When validation is turned on, default instance and device will be created with validation layers enabled and debug callback is registered to record any messages. Debug messages collected during test execution will be included at the end of the test case log.
In addition, when the
--deqp-print-validation-errors command line option is used, validation errors are additionally printed to standard error in the moment they are generated.
If any validation errors are found, test result will be set to
_DEBUG_BIT_EXT messages are excluded from the log, but that can be customized by modifying
On the Android target, layers can be added to the APK during the build process by setting the
--layers-path command line option to point into the NDK or to a locally-built layers tree. The layers are expected to be found under $abi/ under the layers path.
Vulkan test module can be used with Cherry (GUI for test execution and analysis). Cherry is available at https://android.googlesource.com/platform/external/cherry. Please follow instructions in README to get started.
Before first launch, and every time test hierarchy has been modified, test case list must be refreshed by running:
python scripts/build_caselists.py path/to/cherry/data
Cherry must be restarted for the case list update to take effect.
Vulkan CTS can be optionally run with the shader optimizer enabled. This is an experimental feature which can be used to further stress both the drivers as well as the optimizer itself. The shader optimizer is disabled by default.
The following command line options can be used to configure the shader optimizer:
The list of the optimization recipes can be found and customized in the
optimizeCompiledBinary() function in
As of this writing, there are 2 recipes to choose from:
0. Disabled (default) 1. Optimize for performance 2. Optimize for size
The performance and size optimization recipes are defined by the spir-v optimizer, and will change from time to time as the optimizer matures.
This option is not required to run the optimizer. By default, the shader optimizer only optimizes shaders generated from GLSL or HLSL, and leaves hand-written SPIR-V shaders alone.
Many of the hand-written SPIR-V tests stress specific features of the SPIR-V which might get optimized out. Using this option will enable the optimizer on the hand-written SPIR-V as well, which may be useful in finding new bugs in drivers or the optimizer itself, but will likely invalidate the tests themselves.
The Vulkan CTS framework contains a shader cache for speeding up the running of the CTS. Skipping shader compilation can significantly reduce runtime, especially for repeated runs.

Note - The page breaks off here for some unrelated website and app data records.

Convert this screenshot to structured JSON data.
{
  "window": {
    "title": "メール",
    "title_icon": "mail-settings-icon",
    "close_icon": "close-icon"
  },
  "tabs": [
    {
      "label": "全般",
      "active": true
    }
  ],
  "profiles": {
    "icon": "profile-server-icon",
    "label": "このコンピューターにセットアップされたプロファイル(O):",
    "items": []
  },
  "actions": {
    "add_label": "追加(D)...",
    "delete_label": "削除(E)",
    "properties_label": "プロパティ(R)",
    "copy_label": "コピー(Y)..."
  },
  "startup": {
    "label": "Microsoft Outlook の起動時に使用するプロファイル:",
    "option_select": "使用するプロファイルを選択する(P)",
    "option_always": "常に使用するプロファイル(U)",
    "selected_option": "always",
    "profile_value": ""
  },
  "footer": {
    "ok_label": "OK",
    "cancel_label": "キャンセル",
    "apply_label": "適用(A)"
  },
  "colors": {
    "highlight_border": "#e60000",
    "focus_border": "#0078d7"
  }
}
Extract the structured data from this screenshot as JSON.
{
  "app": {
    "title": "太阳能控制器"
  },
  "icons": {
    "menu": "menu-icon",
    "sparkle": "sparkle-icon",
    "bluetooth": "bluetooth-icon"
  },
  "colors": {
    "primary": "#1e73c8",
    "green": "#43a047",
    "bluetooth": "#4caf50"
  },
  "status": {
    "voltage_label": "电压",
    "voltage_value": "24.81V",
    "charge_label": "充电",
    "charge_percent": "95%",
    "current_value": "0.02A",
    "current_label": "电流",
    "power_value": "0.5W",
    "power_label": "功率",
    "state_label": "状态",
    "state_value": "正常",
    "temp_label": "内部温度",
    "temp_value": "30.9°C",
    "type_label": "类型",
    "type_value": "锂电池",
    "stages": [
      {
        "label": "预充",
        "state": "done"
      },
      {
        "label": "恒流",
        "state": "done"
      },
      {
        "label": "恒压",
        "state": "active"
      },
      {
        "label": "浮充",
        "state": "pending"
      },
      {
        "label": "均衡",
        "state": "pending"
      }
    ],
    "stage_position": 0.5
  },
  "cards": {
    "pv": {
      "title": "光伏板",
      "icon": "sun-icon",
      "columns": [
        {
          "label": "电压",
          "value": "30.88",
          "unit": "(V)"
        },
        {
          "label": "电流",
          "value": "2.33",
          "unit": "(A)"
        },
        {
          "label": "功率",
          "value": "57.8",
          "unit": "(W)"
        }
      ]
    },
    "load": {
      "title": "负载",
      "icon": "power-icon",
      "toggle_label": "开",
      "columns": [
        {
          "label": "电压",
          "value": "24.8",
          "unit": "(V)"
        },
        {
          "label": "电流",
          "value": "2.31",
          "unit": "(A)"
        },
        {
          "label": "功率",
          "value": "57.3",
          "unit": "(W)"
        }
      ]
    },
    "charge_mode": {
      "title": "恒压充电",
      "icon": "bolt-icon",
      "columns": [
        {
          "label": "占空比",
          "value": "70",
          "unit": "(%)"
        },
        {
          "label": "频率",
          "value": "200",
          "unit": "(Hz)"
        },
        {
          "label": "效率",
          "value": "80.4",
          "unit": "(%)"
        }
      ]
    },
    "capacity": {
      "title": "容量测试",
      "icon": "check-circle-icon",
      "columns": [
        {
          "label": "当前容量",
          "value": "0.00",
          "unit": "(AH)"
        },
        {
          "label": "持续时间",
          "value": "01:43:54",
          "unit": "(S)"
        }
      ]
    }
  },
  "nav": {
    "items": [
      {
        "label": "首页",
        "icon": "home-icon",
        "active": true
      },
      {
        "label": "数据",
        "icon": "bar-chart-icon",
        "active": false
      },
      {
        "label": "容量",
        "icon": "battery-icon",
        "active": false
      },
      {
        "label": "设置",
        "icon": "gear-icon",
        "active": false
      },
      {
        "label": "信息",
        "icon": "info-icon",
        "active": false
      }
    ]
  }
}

Default behavior is to have the shader cache enabled, but truncated at the start of the CTS run. This still gives the benefit of skipping shader compilation for identical shaders in different tests (which there are many), while making sure that the shader cache file does not grow indefinitely.
The shader cache identifies the shaders by hashing the shader source code along with various bits of information that may affect the shader compilation (such as shader stage, CTS version, possible compilation flags, etc). If a cached shader with matching hash is found, a byte-by-byte comparison of the shader sources is made to make sure that the correct shader is being retrieved from the cache.
The behavior of the shader cache can be modified with the following command line options:
Disable the shader cache. All shaders will be compiled every time.
Set the name of the file where the cached shaders will be stored. This option may be required for the shader cache to work at all on Android targets.
Do not truncate the shader cache file at startup. No shader compilation will occur on repeated runs of the CTS.
The RenderDoc (https://renderdoc.org/) graphics debugger may be used to debug Vulkan tests.
Following command line option should be used when launching tests from RenderDoc UI:
This causes the framework to interface with the debugger and mark each dEQP test case as a separate ‘frame’, just for the purpose of capturing. The frames are added using RenderDoc ‘In-Application API’, instead of swapchain operations.